- What the exercise asks -
Wherever a line below holds the word "Location", copy that line.

[[ Data shown open ]]

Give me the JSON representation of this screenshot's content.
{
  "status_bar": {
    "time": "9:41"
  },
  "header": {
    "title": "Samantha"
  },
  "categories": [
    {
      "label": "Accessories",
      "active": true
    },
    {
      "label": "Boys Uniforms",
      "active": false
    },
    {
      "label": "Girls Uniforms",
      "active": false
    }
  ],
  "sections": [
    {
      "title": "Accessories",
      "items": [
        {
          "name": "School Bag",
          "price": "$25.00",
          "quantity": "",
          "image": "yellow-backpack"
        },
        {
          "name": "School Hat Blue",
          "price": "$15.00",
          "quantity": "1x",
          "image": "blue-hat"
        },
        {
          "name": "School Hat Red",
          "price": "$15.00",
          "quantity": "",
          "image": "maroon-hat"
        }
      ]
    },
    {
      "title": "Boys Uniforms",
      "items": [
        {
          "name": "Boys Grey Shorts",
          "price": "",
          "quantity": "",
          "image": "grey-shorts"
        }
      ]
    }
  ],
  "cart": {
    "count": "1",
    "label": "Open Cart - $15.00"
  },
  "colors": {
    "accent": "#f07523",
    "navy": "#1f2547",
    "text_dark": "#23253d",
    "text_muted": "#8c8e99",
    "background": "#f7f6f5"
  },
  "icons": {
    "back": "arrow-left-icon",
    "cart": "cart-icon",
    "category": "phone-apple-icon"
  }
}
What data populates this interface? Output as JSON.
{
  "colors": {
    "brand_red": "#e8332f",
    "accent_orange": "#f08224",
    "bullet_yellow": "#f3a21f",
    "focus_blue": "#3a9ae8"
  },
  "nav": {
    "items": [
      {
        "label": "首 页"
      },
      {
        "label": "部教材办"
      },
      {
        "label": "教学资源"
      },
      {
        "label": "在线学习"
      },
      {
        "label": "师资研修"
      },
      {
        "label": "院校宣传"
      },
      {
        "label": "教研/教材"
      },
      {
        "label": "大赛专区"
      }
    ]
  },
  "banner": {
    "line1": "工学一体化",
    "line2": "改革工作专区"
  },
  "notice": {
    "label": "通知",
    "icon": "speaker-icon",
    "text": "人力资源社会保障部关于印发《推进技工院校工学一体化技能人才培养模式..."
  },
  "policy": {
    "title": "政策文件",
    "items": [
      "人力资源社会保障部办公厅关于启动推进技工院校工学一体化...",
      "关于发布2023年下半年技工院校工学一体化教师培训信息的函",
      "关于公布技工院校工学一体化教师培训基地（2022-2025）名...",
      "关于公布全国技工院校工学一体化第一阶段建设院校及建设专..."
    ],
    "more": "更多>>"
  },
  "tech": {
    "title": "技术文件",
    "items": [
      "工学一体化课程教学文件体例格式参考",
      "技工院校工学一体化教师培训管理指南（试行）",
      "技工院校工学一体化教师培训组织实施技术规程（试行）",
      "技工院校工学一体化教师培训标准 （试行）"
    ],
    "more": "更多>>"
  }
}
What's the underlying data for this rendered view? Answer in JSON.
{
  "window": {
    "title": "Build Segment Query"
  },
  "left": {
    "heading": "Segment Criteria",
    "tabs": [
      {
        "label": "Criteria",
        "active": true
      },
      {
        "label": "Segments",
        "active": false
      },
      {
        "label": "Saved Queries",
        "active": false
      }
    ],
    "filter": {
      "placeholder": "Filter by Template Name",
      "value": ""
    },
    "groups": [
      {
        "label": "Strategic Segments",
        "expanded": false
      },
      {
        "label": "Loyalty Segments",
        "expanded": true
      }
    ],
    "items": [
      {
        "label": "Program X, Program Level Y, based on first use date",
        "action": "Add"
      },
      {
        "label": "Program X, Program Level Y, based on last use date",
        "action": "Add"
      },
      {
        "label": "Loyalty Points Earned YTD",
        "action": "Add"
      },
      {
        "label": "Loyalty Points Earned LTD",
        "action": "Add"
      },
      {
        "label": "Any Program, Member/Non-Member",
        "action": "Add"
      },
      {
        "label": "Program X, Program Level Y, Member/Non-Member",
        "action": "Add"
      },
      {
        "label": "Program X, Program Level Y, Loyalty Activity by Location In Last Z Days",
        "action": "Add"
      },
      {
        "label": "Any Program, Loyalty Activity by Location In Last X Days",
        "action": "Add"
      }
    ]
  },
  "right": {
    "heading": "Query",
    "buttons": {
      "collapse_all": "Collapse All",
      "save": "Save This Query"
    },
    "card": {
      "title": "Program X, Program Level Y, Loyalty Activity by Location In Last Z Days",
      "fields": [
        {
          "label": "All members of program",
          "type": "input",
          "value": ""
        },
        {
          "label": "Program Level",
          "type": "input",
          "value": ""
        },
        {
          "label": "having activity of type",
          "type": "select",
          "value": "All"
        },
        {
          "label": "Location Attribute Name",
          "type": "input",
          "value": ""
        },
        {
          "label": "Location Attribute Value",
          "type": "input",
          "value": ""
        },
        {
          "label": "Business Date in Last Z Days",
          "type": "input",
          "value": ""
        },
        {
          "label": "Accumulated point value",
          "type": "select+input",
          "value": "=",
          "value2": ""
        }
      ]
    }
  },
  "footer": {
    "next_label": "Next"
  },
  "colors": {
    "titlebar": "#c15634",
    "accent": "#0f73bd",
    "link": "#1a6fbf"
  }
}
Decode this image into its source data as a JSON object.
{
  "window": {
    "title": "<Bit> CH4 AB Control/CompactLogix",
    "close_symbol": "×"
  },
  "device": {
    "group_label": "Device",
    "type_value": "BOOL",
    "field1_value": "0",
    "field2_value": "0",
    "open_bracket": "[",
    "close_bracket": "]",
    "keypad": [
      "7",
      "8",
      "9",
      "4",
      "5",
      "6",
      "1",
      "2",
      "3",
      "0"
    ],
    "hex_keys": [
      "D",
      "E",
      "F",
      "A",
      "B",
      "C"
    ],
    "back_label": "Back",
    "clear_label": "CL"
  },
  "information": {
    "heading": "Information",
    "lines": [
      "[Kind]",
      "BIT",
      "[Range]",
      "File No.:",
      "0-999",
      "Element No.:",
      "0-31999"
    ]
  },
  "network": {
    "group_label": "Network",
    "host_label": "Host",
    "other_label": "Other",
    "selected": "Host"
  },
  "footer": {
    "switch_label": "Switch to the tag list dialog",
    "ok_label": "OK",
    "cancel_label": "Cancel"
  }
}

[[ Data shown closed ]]

- Task result -
        "label": "Program X, Program Level Y, Loyalty Activity by Location In Last Z Days",
        "label": "Any Program, Loyalty Activity by Location In Last X Days",
      "title": "Program X, Program Level Y, Loyalty Activity by Location In Last Z Days",
          "label": "Location Attribute Name",
          "label": "Location Attribute Value",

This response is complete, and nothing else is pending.